Friday, October 16, 2009

Dining in Comfort

There are just a couple of things that make for a good dinner party: the conviviality of the guests, the food, of course, and a pleasant, comfortable ambiance. I am pretty attuned to the first two factors but the third one does not come naturally to me. I often unconsciously choose appearance over comfort. And this leads me to talk about dining room chairs.

I have a friend who has strong opinions about dining room chairs. To his mind, they are a conspiracy to keep chiropractors in business and to shorten dinner table conversations which he would very much like to prolong. At my house, he is able to sit through the main course and perhaps a salad course, but at his limit, he bounds to his feet saying “These are the worst dining room chairs in the world. You need some chairs like mine.” We move to the living room for dessert and at last he can find some comfort for his modestly padded behind.

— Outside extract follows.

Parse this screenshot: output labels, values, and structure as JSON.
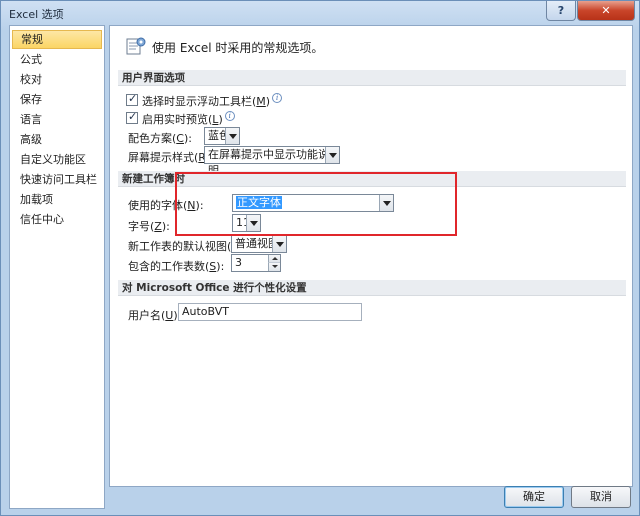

So, you might ask, what are these remarkable chairs he wants everyone to buy? They are vintage Hermann Miller office chairs, a version of which you might be sitting on right now in front of your computer. They are good-sized, with arms and rolling casters, upholstered in durable fabric in a variety of colors, many of which he has. He bought them used maybe eight years ago from a discount office supply place in Emeryville. His six surround a table which could seat ten or more people.
There are a couple of disadvantages for the typical dining room. These chairs take up a lot of room. You need to have a large table and an even larger room to incorporate chairs this big. On carpet, they don’t roll particularly well. And on hardwood floor, they can leave roller indentations. In my opinion, they are not destined to show up in a House Beautiful photo spread for the latest in dining room fashion.

But he’s absolutely correct: they are the most comfortable dining room chairs you could ever want. You and your dinner guests can linger over the food and a good conversation as long as you or they desire, comfortable and padded in every regard.

I’m probably not going to trade in my chairs for his rolling variety. But I have been led to consider other possibilities better suited to comfort and perhaps stylish and pretty at the same time. Ideas?


Jim Gunshinan said...

I think I'm with the chubby-butt deprived friend Catharine. Comfort may be number 1 for me when entertaining guests, or just having a meal with my partner. Good food and wine follow a close second.

My chubb seems to have migrated from my butt to other areas. That's why I like some padding.

Anonymous said...

I recognize those chairs!!! Part of a dissertation and quite a few poems got written in them.

A particular satisfaction involving chairs with wheels and a giant table: when alone one can have apple slices and peanut-butter crackers at one end of the table, one's work at the other, and rollllll back and forth now and then for sustenance without getting cracker crumbs on the computer.

When other diners are present, rolling adds a whole new dimension to the drama and pleasures of eating together. One can go "visit" another diner mid-meal; for instance, utilizing one's seated mobility, one might kiss a dining companion then roll discreetly back to one's own proper place. Try doing that on regular chairs!

Anonymous said...

8 years ago, we found wonderful dining room chairs in Seattle at McKinnon Furniture. At the time, they only sold this dining chair, insisting it was the most comfortable they'd found. We love them. They have sort of high backs and the vertical wood members curve in to fit your back. Our dinners have been known to last hours with no one wandering off.

Tim said...

Function or Form...something to sit on...the problem has been driving designers crazy since mammals got tired of standing. And truly for some, aesthetic stress can be as difficult to endure as a sore bum.

So, for a gracious host, it becomes a storage problem.

If some underlying premise of a dinner party is to pleasure one's guests, then each, his choice of chair, is the only really ecumenical solution.

I feel your pain.

Dante Noto said...

I'm one of those people who is usually eager to get away from the dinner table and "retire to the living room" for conversation. Maybe it's a gendered thing from growing up: the men would retire to the family room to watch tv and the women would stay in the dining area or some other place to talk. I do remember that we were constantly experimenting with different dining table chairs; I can recall each style vividly. (We also went through a phase of beanbag furniture in the family room!) Right now we're trying to choose comfy chairs for a lounge space at work. The quest for style and comfort is long and arduous!

Ben said...

I have to admit, your chairs are pretty uncomfortable and I still have a gigantic butt. They were also made for people 5'4" and under.